__Problem__: Using the records below, report how many lines include "chevron", and give no more than the number.

[Records excerpted from a collection]
____
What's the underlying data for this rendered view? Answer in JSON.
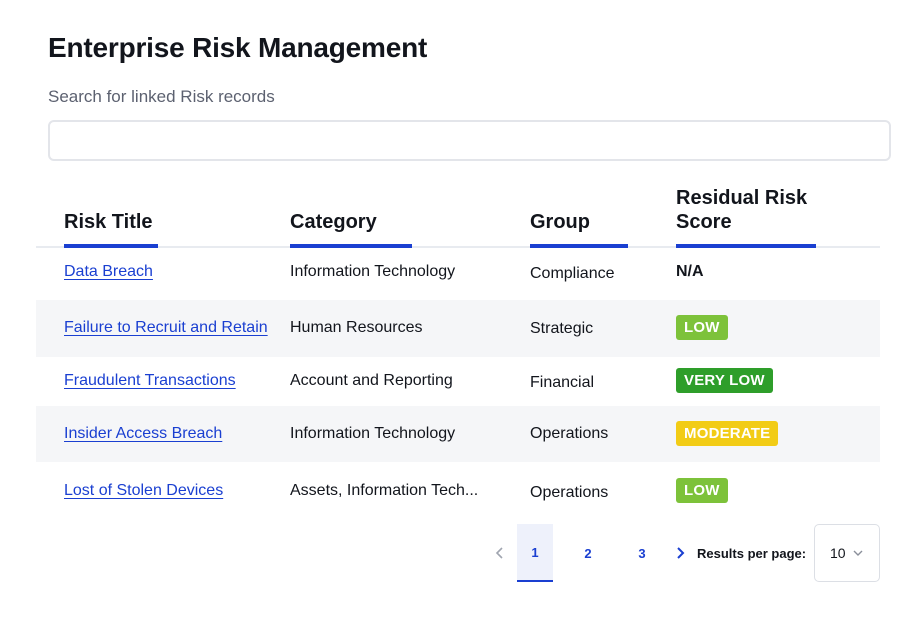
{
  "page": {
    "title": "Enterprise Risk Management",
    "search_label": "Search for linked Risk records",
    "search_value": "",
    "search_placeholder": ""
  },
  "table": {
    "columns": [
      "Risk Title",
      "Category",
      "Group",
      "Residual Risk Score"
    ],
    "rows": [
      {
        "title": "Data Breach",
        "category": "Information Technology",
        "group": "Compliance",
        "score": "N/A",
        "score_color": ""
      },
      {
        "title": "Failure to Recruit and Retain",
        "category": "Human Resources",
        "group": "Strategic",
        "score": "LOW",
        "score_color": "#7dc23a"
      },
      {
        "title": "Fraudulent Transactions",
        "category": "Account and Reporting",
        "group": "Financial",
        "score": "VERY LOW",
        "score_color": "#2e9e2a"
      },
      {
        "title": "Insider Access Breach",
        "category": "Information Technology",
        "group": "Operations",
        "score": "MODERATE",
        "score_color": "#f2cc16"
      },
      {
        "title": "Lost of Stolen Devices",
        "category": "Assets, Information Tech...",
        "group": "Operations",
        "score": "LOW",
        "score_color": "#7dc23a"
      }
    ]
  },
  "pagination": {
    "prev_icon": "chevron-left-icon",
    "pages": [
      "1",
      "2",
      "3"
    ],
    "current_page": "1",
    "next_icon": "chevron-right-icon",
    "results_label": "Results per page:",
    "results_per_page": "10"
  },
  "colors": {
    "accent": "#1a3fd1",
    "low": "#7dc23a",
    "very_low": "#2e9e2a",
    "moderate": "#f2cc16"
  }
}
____
__Solution to the exercise__: 2